The author of "Vaccine passports could be a shot in the arm" (Opinion Exchange, March 16) is right. Yes, we do need a vaccine passport.
But he's also wrong, because there's no need for new legislative wrangling in Washington to create one.
There already is a vaccine passport. It's easy to get. And its source is impeccable.
Nicknamed "the yellow card," it's a small, passport-sized yellow pamphlet officially titled "International Certificate of Vaccination as approved by the World Health Organization."
The yellow card is an official medical record, recognized worldwide, of the diseases you've been immunized against.
I've always carried my yellow card and my passport together in my handbag, even at home. Mainly, that's so I always know where they both are, but it's also out of nostalgia.
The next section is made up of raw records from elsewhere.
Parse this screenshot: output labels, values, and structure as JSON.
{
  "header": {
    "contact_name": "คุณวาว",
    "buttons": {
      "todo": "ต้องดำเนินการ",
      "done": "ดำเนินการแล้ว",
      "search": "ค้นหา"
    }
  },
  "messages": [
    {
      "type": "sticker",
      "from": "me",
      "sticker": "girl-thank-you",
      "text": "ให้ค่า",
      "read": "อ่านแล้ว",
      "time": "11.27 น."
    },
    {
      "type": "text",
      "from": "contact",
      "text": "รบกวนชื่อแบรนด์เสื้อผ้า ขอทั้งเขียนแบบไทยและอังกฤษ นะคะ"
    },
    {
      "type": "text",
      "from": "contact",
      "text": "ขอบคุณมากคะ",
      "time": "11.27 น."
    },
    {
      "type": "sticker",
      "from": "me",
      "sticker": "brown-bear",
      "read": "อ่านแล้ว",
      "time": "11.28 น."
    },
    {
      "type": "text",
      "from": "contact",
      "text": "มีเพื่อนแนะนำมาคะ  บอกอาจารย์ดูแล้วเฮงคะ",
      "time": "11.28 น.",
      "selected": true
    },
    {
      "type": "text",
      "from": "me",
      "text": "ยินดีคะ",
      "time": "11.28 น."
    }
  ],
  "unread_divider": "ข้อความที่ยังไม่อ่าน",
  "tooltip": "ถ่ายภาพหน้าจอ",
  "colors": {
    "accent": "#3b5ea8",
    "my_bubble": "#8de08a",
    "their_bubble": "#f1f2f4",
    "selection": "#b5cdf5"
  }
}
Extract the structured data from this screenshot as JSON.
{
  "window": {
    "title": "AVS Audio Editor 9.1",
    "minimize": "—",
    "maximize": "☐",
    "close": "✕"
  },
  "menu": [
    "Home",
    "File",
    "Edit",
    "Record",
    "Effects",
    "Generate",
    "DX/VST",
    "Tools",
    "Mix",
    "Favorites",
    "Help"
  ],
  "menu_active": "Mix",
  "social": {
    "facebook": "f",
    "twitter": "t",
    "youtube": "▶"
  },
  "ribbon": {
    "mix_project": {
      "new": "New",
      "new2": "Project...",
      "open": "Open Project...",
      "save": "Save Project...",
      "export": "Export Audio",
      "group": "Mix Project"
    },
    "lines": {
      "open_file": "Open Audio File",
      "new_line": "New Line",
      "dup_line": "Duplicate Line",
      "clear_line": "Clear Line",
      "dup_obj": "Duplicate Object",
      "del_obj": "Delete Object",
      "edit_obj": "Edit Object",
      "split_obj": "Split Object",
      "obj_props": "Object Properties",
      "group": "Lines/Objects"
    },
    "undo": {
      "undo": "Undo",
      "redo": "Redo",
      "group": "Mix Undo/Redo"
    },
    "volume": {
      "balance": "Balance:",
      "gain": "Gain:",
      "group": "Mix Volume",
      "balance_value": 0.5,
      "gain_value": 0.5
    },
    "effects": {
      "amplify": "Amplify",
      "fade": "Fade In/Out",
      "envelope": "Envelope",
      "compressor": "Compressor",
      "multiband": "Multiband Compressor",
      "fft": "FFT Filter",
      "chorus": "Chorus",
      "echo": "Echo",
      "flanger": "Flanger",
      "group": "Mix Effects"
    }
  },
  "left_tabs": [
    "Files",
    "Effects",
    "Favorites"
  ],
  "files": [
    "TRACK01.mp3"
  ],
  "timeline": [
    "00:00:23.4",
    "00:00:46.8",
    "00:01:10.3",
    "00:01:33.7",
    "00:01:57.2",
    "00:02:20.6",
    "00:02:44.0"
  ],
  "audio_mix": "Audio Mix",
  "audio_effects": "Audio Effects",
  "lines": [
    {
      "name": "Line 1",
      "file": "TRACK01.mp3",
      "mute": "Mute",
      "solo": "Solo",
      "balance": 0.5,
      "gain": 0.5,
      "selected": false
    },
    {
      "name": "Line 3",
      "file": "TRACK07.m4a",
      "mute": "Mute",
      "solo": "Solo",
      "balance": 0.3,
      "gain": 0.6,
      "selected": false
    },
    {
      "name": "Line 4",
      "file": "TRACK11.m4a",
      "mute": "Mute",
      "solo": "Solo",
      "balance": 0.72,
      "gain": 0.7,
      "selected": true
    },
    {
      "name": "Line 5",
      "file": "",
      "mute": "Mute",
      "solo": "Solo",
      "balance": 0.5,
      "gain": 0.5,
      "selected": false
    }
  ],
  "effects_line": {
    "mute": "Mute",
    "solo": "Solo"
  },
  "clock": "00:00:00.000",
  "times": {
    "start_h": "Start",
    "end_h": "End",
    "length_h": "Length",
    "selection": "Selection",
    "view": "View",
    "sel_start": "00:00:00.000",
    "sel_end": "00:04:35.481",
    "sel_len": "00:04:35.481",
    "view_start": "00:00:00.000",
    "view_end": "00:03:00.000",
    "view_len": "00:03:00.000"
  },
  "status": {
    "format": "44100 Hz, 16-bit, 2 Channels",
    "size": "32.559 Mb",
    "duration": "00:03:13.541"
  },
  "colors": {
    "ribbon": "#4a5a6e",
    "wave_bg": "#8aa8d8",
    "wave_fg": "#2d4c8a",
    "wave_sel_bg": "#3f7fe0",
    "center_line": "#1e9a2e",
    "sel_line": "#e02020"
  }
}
When I was traveling a lot for the Star Tribune's Travel section, I wanted to be able to turn on a dime and hit the road fast, so I kept my documents super-handy. It still feels good to have both passports up to date and within easy reach, without having to rummage through a desk drawer for paper medical records or troll my clinic's bewildering trove of records online.
My current yellow card lists rabies boosters, shingles shots, flu vaccine, typhoid vaccine, pneumonia vaccine, diphtheria/tetanus/pertussis vaccine and yellow fever vaccine.
The yellow fever vaccine has been available since 1938, but there are lots of destinations around the world still being stalked by this killer, including ones you might not expect — cities as well as vacation getaways.
The WHO's website (www.who.int) reports that "32 African countries are now considered at risk of yellow fever, with a total population of 610 million people, among which more than 219 million live in urban settings." Yellow fever, it adds, "is endemic in 10 South and Central American countries and in several Caribbean islands."
As COVID showed us this year and yellow fever continues to prove, killer diseases are still out there, still evolving, still dangerous. The precautions that countries take to protect themselves also evolve.
Some countries won't let you in — really won't, so don't argue at customs — without medical proof that you've had the right vaccines or gotten them far enough in advance of your trip for them to be fully protective when you arrive. Those rules change periodically, and a travel clinic here at home is the best bet for finding out what the current rules are for the places you're going.
There are many travel clinics in Minnesota now, some within large clinic networks, some independents. Their staff will evaluate and update your vaccine status, depending on your destinations, advise you on other health risks there and provide a yellow card if you don't already have one.
Of course, a yellow card is not a magic charm. Some vaccines expire and have to be re-given. Others — smallpox, for example — need to be given only once in your lifetime, typically in childhood.
I'd bet good money that every anti-vaccine activist my age in America bears the same permanent smallpox-vaccine scar that I've had on my left shoulder since grade school.
Imagine your body and face covered with scars like that, if you managed to survive the real thing before the vaccine came in. Medical science fought a long time to win the smallpox battle for us, which makes this scar a badge of honor.
According to Dr. Anthony Fauci, smallpox is the only killer plague that has been completely eliminated, worldwide. The only one. And it took centuries to get it done.
The disease was first recorded in Asia in the 1500s. A smallpox vaccine was first used in the U.S. in 1799. America had a final outbreak of smallpox in 1949, and only in 1980 was smallpox declared eradicated worldwide.
Some of the available travel vaccines may surprise you. Though very rare now, bubonic plague still crops up in the United States, and — as we all now know — viruses travel with people.
All the immunizations I've had are listed in my yellow card. It's also where I've just stapled the little proof-of-vaccination card I got when I was given my COVID vaccine. Keep yours handy too.
Catherine Watson was the Star Tribune's first travel editor, from 1978 to 2004.